| REQUIRED WORK |
In the entries below, count the lines that hold the string "Name" and state only that count.

| EXTRACTED MATERIAL |
>>>
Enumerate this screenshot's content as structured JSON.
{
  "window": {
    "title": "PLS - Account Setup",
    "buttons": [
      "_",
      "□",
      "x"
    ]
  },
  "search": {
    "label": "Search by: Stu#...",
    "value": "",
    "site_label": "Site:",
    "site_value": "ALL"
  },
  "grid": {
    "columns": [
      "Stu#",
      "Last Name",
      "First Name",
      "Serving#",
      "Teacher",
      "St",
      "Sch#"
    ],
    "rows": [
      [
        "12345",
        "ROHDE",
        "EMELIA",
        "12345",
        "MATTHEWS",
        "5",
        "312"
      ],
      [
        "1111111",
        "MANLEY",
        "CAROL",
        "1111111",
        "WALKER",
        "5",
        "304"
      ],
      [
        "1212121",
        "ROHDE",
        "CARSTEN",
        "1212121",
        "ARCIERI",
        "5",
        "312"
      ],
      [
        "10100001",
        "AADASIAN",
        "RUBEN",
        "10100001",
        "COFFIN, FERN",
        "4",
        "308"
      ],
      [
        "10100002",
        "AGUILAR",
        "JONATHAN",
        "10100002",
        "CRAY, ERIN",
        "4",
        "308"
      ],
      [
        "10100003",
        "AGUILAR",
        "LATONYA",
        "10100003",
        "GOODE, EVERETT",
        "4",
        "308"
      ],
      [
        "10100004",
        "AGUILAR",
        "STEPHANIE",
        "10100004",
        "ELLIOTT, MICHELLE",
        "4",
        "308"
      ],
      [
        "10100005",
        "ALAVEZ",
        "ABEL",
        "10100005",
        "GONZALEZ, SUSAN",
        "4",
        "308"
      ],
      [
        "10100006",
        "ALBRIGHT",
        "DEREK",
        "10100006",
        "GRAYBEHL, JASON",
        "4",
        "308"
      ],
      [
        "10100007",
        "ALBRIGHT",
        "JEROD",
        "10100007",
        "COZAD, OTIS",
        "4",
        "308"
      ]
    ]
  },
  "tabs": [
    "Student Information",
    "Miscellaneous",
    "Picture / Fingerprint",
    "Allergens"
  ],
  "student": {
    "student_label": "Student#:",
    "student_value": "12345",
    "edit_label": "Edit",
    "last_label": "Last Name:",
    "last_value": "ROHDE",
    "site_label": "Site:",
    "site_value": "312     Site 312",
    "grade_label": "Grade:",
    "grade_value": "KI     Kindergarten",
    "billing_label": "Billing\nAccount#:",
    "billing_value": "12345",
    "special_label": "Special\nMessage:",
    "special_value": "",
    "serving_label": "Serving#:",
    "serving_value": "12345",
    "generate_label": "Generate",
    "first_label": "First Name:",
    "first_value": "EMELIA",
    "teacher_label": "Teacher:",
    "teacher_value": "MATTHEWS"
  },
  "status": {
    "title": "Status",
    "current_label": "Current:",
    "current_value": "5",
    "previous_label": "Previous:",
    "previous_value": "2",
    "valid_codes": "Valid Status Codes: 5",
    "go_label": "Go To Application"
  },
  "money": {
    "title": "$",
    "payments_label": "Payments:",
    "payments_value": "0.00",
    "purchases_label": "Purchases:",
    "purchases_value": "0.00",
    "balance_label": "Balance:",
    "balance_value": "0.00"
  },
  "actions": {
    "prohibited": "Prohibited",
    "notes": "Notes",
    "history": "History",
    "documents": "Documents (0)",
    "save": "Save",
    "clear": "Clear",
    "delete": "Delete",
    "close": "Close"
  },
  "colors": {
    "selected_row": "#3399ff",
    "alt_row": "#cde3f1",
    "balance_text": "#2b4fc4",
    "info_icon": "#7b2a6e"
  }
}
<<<
| EXERCISE ANSWER |
4